The Nation, March 2, 1996
Borders, the bookstore chain that's fast eclipsing its national competition, likes to say its well-read employees are its biggest asset. Lately, those employees are insisting that the company prove it.
In December, booksellers at the Des Moines, Iowa, Borders store voted 20 to 16 to join Local 431 of the United Food and Commercial Workers Union. Galvanized by this and other successes nationwide, Borders employees in Stamford, Connecticut, will decide on January 28 whether to join the escalating movement to unionize.
Launched in 1971 in Ann Arbor, Michigan, Borders Group Inc. -- which has since gobbled up Waldenbooks, Brentano's and Planet Music -- makes much of its progressive roots and continuing liberal commitment.
It supports the N.E.A. and NPR, gives discounts to nonprofits and teachers, and boasts of its contributions to "the local community." But when it comes to its 8,000 workers, the company's gestures ring hollow.
Over the past year, the chain's profits have increased by an estimated 53 percent, and forty new stores will open in 1997. At first Borders workers enjoyed competitive pay, health and dental insurance, and profit-sharing.
But the company hasn't raised wages in five years, and starting pay averages $6.25 an hour. Employees are paying more for a new health plan with fewer doctors, and the company has ditched profit-sharing altogether.
The Des Moines store is the second Borders group to successfully organize. In October, Chicago's Lincoln Park store voted to join the U.F.C.W.
In Ann Arbor, organizers collected enough signatures to hold a National Labor Relations Board election but later cancelled it, uncertain of employee support.

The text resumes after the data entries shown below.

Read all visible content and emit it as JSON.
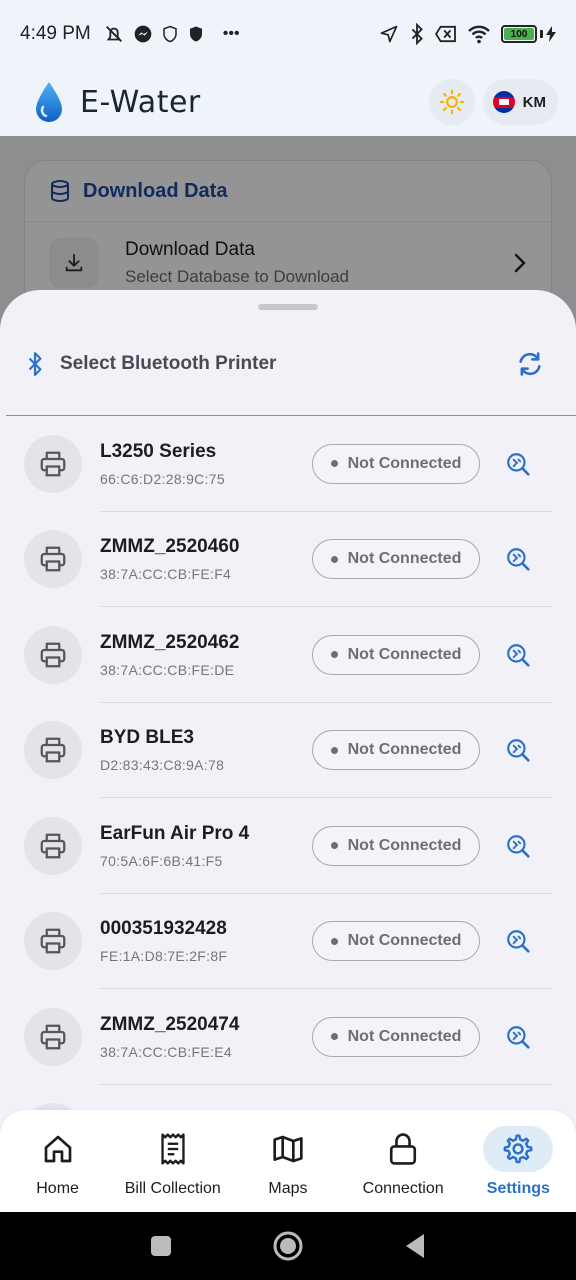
{
  "status_bar": {
    "time": "4:49 PM",
    "more": "•••",
    "battery_level": "100"
  },
  "header": {
    "app_title": "E-Water",
    "language_code": "KM"
  },
  "background": {
    "card_title": "Download Data",
    "row_title": "Download Data",
    "row_subtitle": "Select Database to Download"
  },
  "sheet": {
    "title": "Select Bluetooth Printer",
    "devices": [
      {
        "name": "L3250 Series",
        "mac": "66:C6:D2:28:9C:75",
        "status": "Not Connected"
      },
      {
        "name": "ZMMZ_2520460",
        "mac": "38:7A:CC:CB:FE:F4",
        "status": "Not Connected"
      },
      {
        "name": "ZMMZ_2520462",
        "mac": "38:7A:CC:CB:FE:DE",
        "status": "Not Connected"
      },
      {
        "name": "BYD BLE3",
        "mac": "D2:83:43:C8:9A:78",
        "status": "Not Connected"
      },
      {
        "name": "EarFun Air Pro 4",
        "mac": "70:5A:6F:6B:41:F5",
        "status": "Not Connected"
      },
      {
        "name": "000351932428",
        "mac": "FE:1A:D8:7E:2F:8F",
        "status": "Not Connected"
      },
      {
        "name": "ZMMZ_2520474",
        "mac": "38:7A:CC:CB:FE:E4",
        "status": "Not Connected"
      }
    ]
  },
  "bottom_nav": {
    "items": [
      {
        "label": "Home",
        "icon": "home-icon"
      },
      {
        "label": "Bill Collection",
        "icon": "receipt-icon"
      },
      {
        "label": "Maps",
        "icon": "map-icon"
      },
      {
        "label": "Connection",
        "icon": "lock-icon"
      },
      {
        "label": "Settings",
        "icon": "gear-icon",
        "active": true
      }
    ]
  },
  "colors": {
    "accent": "#2a72c9",
    "header_bg": "#eef4fa",
    "sheet_bg": "#f2f1f7",
    "sun": "#f5b400"
  }
}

Borders manipulates its hippie image and uses new-age obfuscations to derail union efforts. At stores all over the country, executives flown in from the Ann Arbor headquarters hold small, mandatory "open dialogues" where they insist that unions are "out of date" and "divisive" and will disrupt the "Borders culture."
Unions -- fine for other companies -- are a betrayal of the Borders family. "We're disappointed that they've chosen to bring in a third party," says Borders spokeswoman Jodie Kohn.
Borders has a third party of its own: Jackson, Lewis, the number-one unionbusting law firm in the country.
Following the Jackson, Lewis primer, management showcases union spending like a U.F.C.W. president's $132,000 salary (Borders C.E.O. Robert DiRomualdo rakes in more than ten times that amount), and hands out propaganda to stir up employees' strike fears.
At the Harrisburg, Pennsylvania, warehouse -- where workers voted down the union 87 to 44 the day after Des Moines voted yes -- Borders reminded workers it could "close up and go somewhere else. Supervisors would say, 'And then what would you do?'" one employee told us. (Fearing for her job, she asked that her name not be printed.)
In the long run, threats and misinformation may have hurt Borders more than the union. In Chicago, says clerk and organizer Greg Popek, the campaign "left a bad taste in everyone's mouth," making even anti-union booksellers cynical about the company. So did Borders' employment of Jackson, Lewis, famous for strong-arming janitors and nursing-home staff.
The victories in Des Moines and Chicago are laying the groundwork for a national network. Although Jodie Kohn of Borders says she hasn't heard of any other mobilization efforts, employees in Albany, St. Louis, Seattle, San Francisco, Los Angeles, Honolulu and elsewhere are beginning to fight for representation -- and, ultimately, a single contract for the entire 157-store chain.
Workers in Harrisburg and Philadelphia are planning new elections. And Borders organizers are encouraging Barnes & Noble workers to join them, and thus unionize the majority of the country's booksellers.
As Miriam Fried says, "The ultimate measure of a company's social responsibility is the way it treats its employees."
LIZA FEATHERSTONE and EMILY GORDON
Liza Featherstone is a freelance writer living in Brooklyn.
Emily Gordon is The Nation's Newspaper Guild shop steward.